**Materials provided:**

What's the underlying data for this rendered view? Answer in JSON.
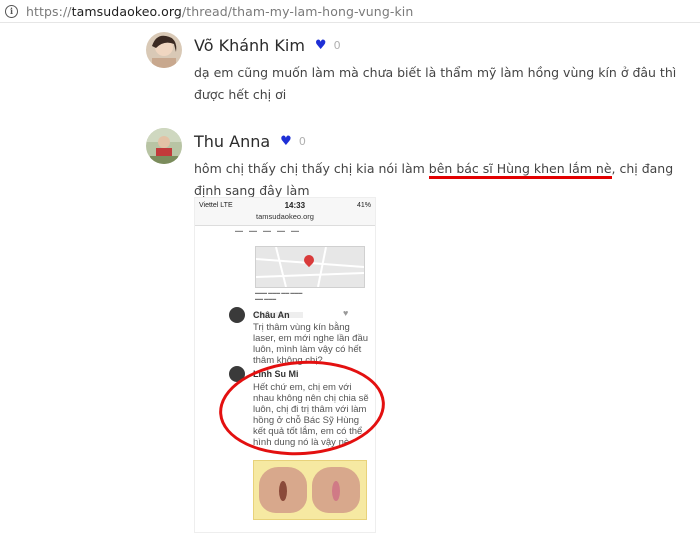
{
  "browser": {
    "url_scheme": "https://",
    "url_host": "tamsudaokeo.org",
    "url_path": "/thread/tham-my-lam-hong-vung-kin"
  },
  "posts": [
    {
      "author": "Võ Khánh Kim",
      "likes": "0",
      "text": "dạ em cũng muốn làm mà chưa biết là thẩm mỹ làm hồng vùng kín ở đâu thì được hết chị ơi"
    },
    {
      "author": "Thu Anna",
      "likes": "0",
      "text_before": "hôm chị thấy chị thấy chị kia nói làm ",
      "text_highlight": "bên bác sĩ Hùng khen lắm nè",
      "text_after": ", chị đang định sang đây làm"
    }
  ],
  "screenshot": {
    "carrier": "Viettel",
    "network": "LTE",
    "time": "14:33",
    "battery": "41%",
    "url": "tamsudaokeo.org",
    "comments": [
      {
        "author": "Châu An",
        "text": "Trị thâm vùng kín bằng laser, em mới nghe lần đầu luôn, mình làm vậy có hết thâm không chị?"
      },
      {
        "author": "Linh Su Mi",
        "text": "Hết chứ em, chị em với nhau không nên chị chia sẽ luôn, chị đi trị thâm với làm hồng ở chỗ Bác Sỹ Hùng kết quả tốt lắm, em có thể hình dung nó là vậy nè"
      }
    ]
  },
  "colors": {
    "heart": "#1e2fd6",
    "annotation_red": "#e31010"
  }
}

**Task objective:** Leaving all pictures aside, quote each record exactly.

**Result for this exercise:**
What's the underlying data for this rendered view? Answer in JSON.
{
  "browser": {
    "url_scheme": "https://",
    "url_host": "tamsudaokeo.org",
    "url_path": "/thread/tham-my-lam-hong-vung-kin"
  },
  "posts": [
    {
      "author": "Võ Khánh Kim",
      "likes": "0",
      "text": "dạ em cũng muốn làm mà chưa biết là thẩm mỹ làm hồng vùng kín ở đâu thì được hết chị ơi"
    },
    {
      "author": "Thu Anna",
      "likes": "0",
      "text_before": "hôm chị thấy chị thấy chị kia nói làm ",
      "text_highlight": "bên bác sĩ Hùng khen lắm nè",
      "text_after": ", chị đang định sang đây làm"
    }
  ],
  "screenshot": {
    "carrier": "Viettel",
    "network": "LTE",
    "time": "14:33",
    "battery": "41%",
    "url": "tamsudaokeo.org",
    "comments": [
      {
        "author": "Châu An",
        "text": "Trị thâm vùng kín bằng laser, em mới nghe lần đầu luôn, mình làm vậy có hết thâm không chị?"
      },
      {
        "author": "Linh Su Mi",
        "text": "Hết chứ em, chị em với nhau không nên chị chia sẽ luôn, chị đi trị thâm với làm hồng ở chỗ Bác Sỹ Hùng kết quả tốt lắm, em có thể hình dung nó là vậy nè"
      }
    ]
  },
  "colors": {
    "heart": "#1e2fd6",
    "annotation_red": "#e31010"
  }
}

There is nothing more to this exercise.